We’ve really mixed it up this year for the 2013 HOW Interactive Design Conference, taking place November 5-7 in Chicago, Illinois. Keeping it fresh, we’ve added new names and faces to the line-up for the most robust program to date!
Who’s New to the HOW Interactive Design Conference?
Here at HOW, we’re very fortunate to forge relationships with creative powerhouses—like the font specialists at Monotype. This year proves to be especially compelling with a session devoted to tailoring type for screens. Designer/typographer Dan Rhatigan, also Type Director at Monotype, will delve into best practices when evaluating type for interactive work—a much-needed skill when making daily design decisions in a responsive web world.
In preparation for the big event, I caught up with Dan to get his thoughts on typography in the digital age—and why it makes sense to always design with type in mind…
Talking Type with Dan Rhatigan
Okay, Dan. This conference is all about sharpening our interactive design skills and transitioning to the digital world. What advice or tips would you give designers transitioning from print to digital design? Get to know the medium you are designing! That applies to design for any context or any medium, of course, but I really feel that in the digital space today you must start with the type. You have to realize that many of your assumptions about how typography looks in print do not map directly to the digital space.
Type will always look different on screen than it does in print, and you have to make choices that support type on screens, just as you would have to make smart choices for different papers or printing methods.

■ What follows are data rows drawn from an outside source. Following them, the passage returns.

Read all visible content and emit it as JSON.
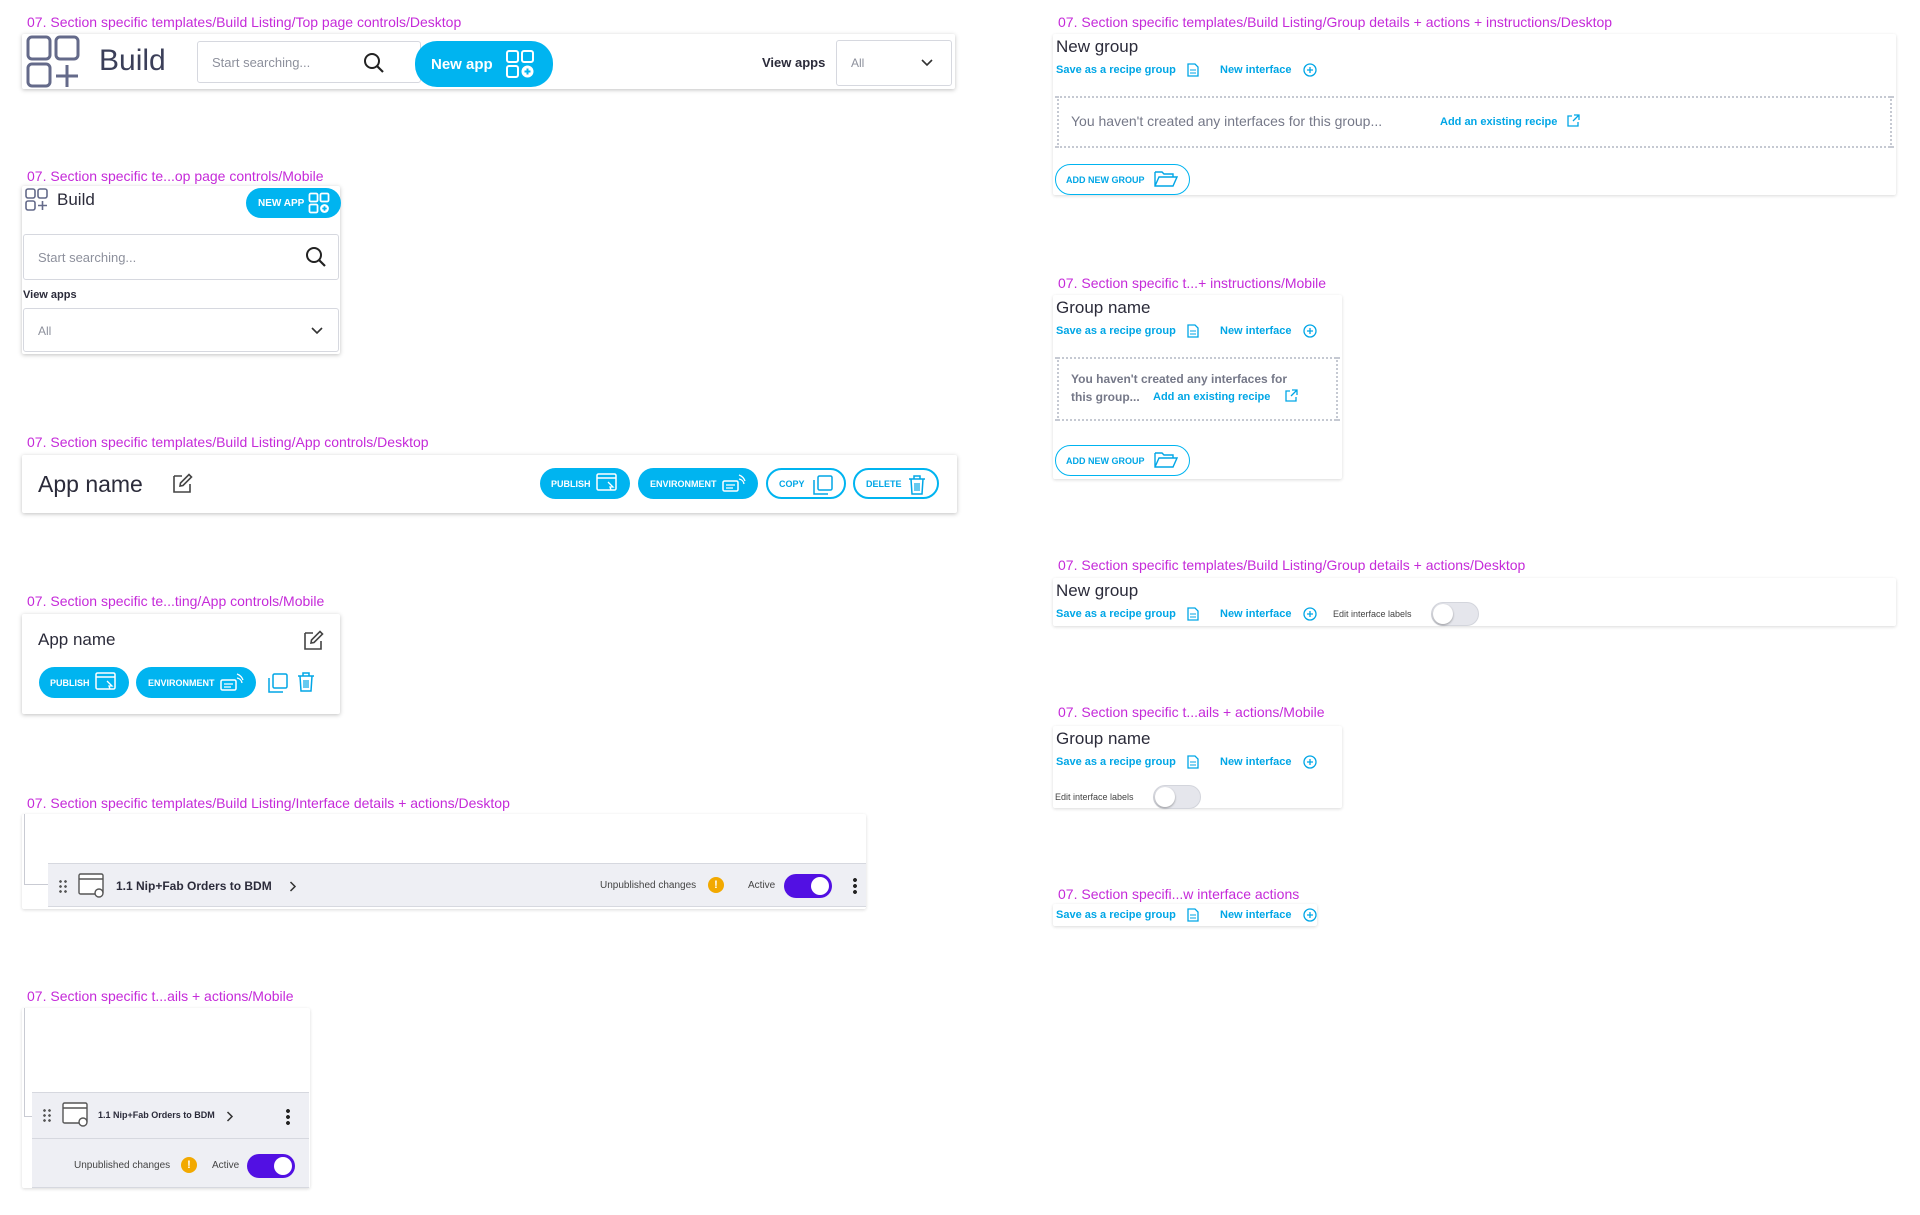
{
  "frames": {
    "f1": "07. Section specific templates/Build Listing/Top page controls/Desktop",
    "f2": "07. Section specific te...op page controls/Mobile",
    "f3": "07. Section specific templates/Build Listing/App controls/Desktop",
    "f4": "07. Section specific te...ting/App controls/Mobile",
    "f5": "07. Section specific templates/Build Listing/Interface details + actions/Desktop",
    "f6": "07. Section specific t...ails + actions/Mobile",
    "f7": "07. Section specific templates/Build Listing/Group details + actions + instructions/Desktop",
    "f8": "07. Section specific t...+ instructions/Mobile",
    "f9": "07. Section specific templates/Build Listing/Group details + actions/Desktop",
    "f10": "07. Section specific t...ails + actions/Mobile",
    "f11": "07. Section specifi...w interface actions"
  },
  "top_desktop": {
    "title": "Build",
    "search_placeholder": "Start searching...",
    "new_app": "New app",
    "view_apps_label": "View apps",
    "view_apps_value": "All"
  },
  "top_mobile": {
    "title": "Build",
    "new_app": "NEW APP",
    "search_placeholder": "Start searching...",
    "view_apps_label": "View apps",
    "view_apps_value": "All"
  },
  "app_desktop": {
    "name": "App name",
    "publish": "PUBLISH",
    "environment": "ENVIRONMENT",
    "copy": "COPY",
    "delete": "DELETE"
  },
  "app_mobile": {
    "name": "App name",
    "publish": "PUBLISH",
    "environment": "ENVIRONMENT"
  },
  "interface_desktop": {
    "name": "1.1 Nip+Fab Orders to BDM",
    "unpublished": "Unpublished changes",
    "warn": "!",
    "active": "Active"
  },
  "interface_mobile": {
    "name": "1.1 Nip+Fab Orders to BDM",
    "unpublished": "Unpublished changes",
    "warn": "!",
    "active": "Active"
  },
  "group_instr_desktop": {
    "title": "New group",
    "save_recipe": "Save as a recipe group",
    "new_interface": "New interface",
    "empty_text": "You haven't created any interfaces for this group...",
    "add_existing": "Add an existing recipe",
    "add_new_group": "ADD NEW GROUP"
  },
  "group_instr_mobile": {
    "title": "Group name",
    "save_recipe": "Save as a recipe group",
    "new_interface": "New interface",
    "empty_line1": "You haven't created any interfaces for",
    "empty_line2": "this group...",
    "add_existing": "Add an existing recipe",
    "add_new_group": "ADD NEW GROUP"
  },
  "group_desktop": {
    "title": "New group",
    "save_recipe": "Save as a recipe group",
    "new_interface": "New interface",
    "edit_labels": "Edit interface labels"
  },
  "group_mobile": {
    "title": "Group name",
    "save_recipe": "Save as a recipe group",
    "new_interface": "New interface",
    "edit_labels": "Edit interface labels"
  },
  "new_interface_actions": {
    "save_recipe": "Save as a recipe group",
    "new_interface": "New interface"
  },
  "colors": {
    "accent": "#00b4f0",
    "label": "#c52ad9",
    "toggle_on": "#5210e3",
    "warning": "#f2a900"
  }
}
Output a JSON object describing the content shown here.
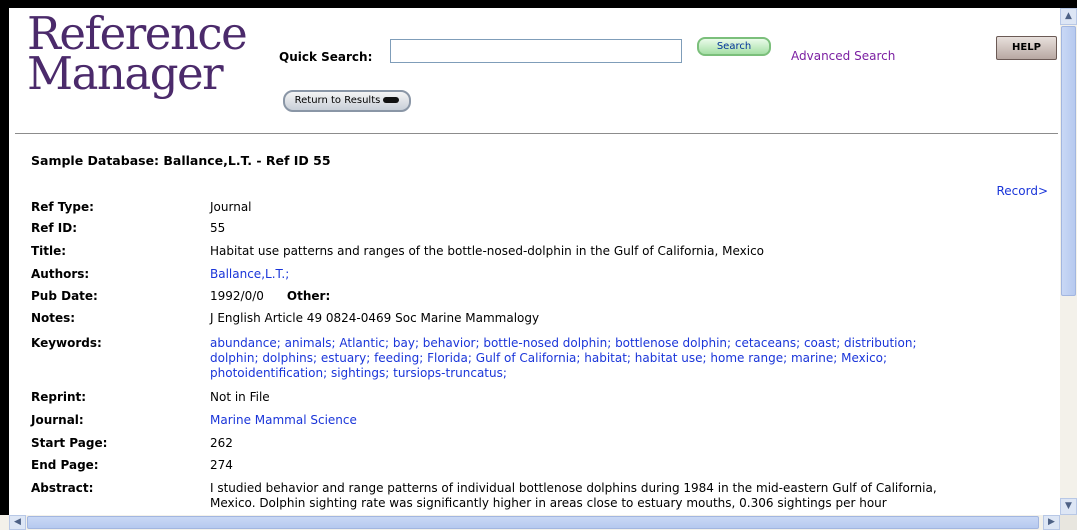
{
  "logo": {
    "line1": "Reference",
    "line2": "Manager"
  },
  "quick_search": {
    "label": "Quick Search:",
    "value": "",
    "placeholder": ""
  },
  "buttons": {
    "search": "Search",
    "help": "HELP",
    "return_to_results": "Return to Results"
  },
  "advanced_search": "Advanced Search",
  "database_title": "Sample Database: Ballance,L.T. - Ref ID 55",
  "record_link": "Record>",
  "fields": {
    "ref_type": {
      "label": "Ref Type:",
      "value": "Journal"
    },
    "ref_id": {
      "label": "Ref ID:",
      "value": "55"
    },
    "title": {
      "label": "Title:",
      "value": "Habitat use patterns and ranges of the bottle-nosed-dolphin in the Gulf of California, Mexico"
    },
    "authors": {
      "label": "Authors:",
      "value": "Ballance,L.T.;"
    },
    "pub_date": {
      "label": "Pub Date:",
      "value": "1992/0/0",
      "other_label": "Other:"
    },
    "notes": {
      "label": "Notes:",
      "value": "J English Article 49 0824-0469 Soc Marine Mammalogy"
    },
    "keywords": {
      "label": "Keywords:",
      "line1": "abundance; animals; Atlantic; bay; behavior; bottle-nosed dolphin; bottlenose dolphin; cetaceans; coast; distribution;",
      "line2": "dolphin; dolphins; estuary; feeding; Florida; Gulf of California; habitat; habitat use; home range; marine; Mexico;",
      "line3": "photoidentification; sightings; tursiops-truncatus;"
    },
    "reprint": {
      "label": "Reprint:",
      "value": "Not in File"
    },
    "journal": {
      "label": "Journal:",
      "value": "Marine Mammal Science"
    },
    "start_page": {
      "label": "Start Page:",
      "value": "262"
    },
    "end_page": {
      "label": "End Page:",
      "value": "274"
    },
    "abstract": {
      "label": "Abstract:",
      "line1": "I studied behavior and range patterns of individual bottlenose dolphins during 1984 in the mid-eastern Gulf of California,",
      "line2": "Mexico. Dolphin sighting rate was significantly higher in areas close to estuary mouths, 0.306 sightings per hour"
    }
  },
  "colors": {
    "logo": "#4b2a6b",
    "link": "#1a35d9",
    "advanced_search": "#7b1fa2"
  }
}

Luckily, digital projects allow you to design directly in the medium, so if you use the right tools you can see the results of your choices immediately and adapt to create the best experience.
Sounds like sage advice to me! What was your very first job in the design field? I did a bit of freelance work in a graphic design studio just after I got my degree, but I took my first proper job as a typesetter. I knew that typography was at the core of most designed communication, so I wanted to really master the details, especially since it was the era when designers started setting their own type with their own computers. After doing that for a few years (alongside doing my own design projects to round out what I was discovering at work), I went back to working as a graphic designer full-time. Type has always come first in all of my projects, so eventually I wanted to go deep into the details again and I went after a degree in typeface design at the University of Reading. It’s been all type all the time since then.
“All type all of the time.” That definitely speaks to your passion! And speaking of passion, what’s been one of your favorite projects? This is geeky, but I worked for years on the type specs needed to publish a line of over 600 technical publications. It was basically coding CSS-like logic for print layouts. If anything taught me to think about type as the core element of systematic thinking, that was it.
Wow! Well, we like “geeky” here, Dan…
What do you think has been the strangest or most influential thing that’s happened to you during your design career? My entire perspective on typography changed when I started learning to design for other scripts like Greek and Bengali. That really taught me to think any typeface as its own pattern, or systems of shapes. They have to make visual, functional sense no matter who can read the content.
That’s fascinating. Type is serious business! Well, any last bits of wisdom to pass along to our captive design audience? Learn to accept and accommodate dynamism. Print allows you to be a control freak, but digital projects rely on a continuum of appearances or results. You need to design for the range of what can happen, not just the one version you see in front of you while you work.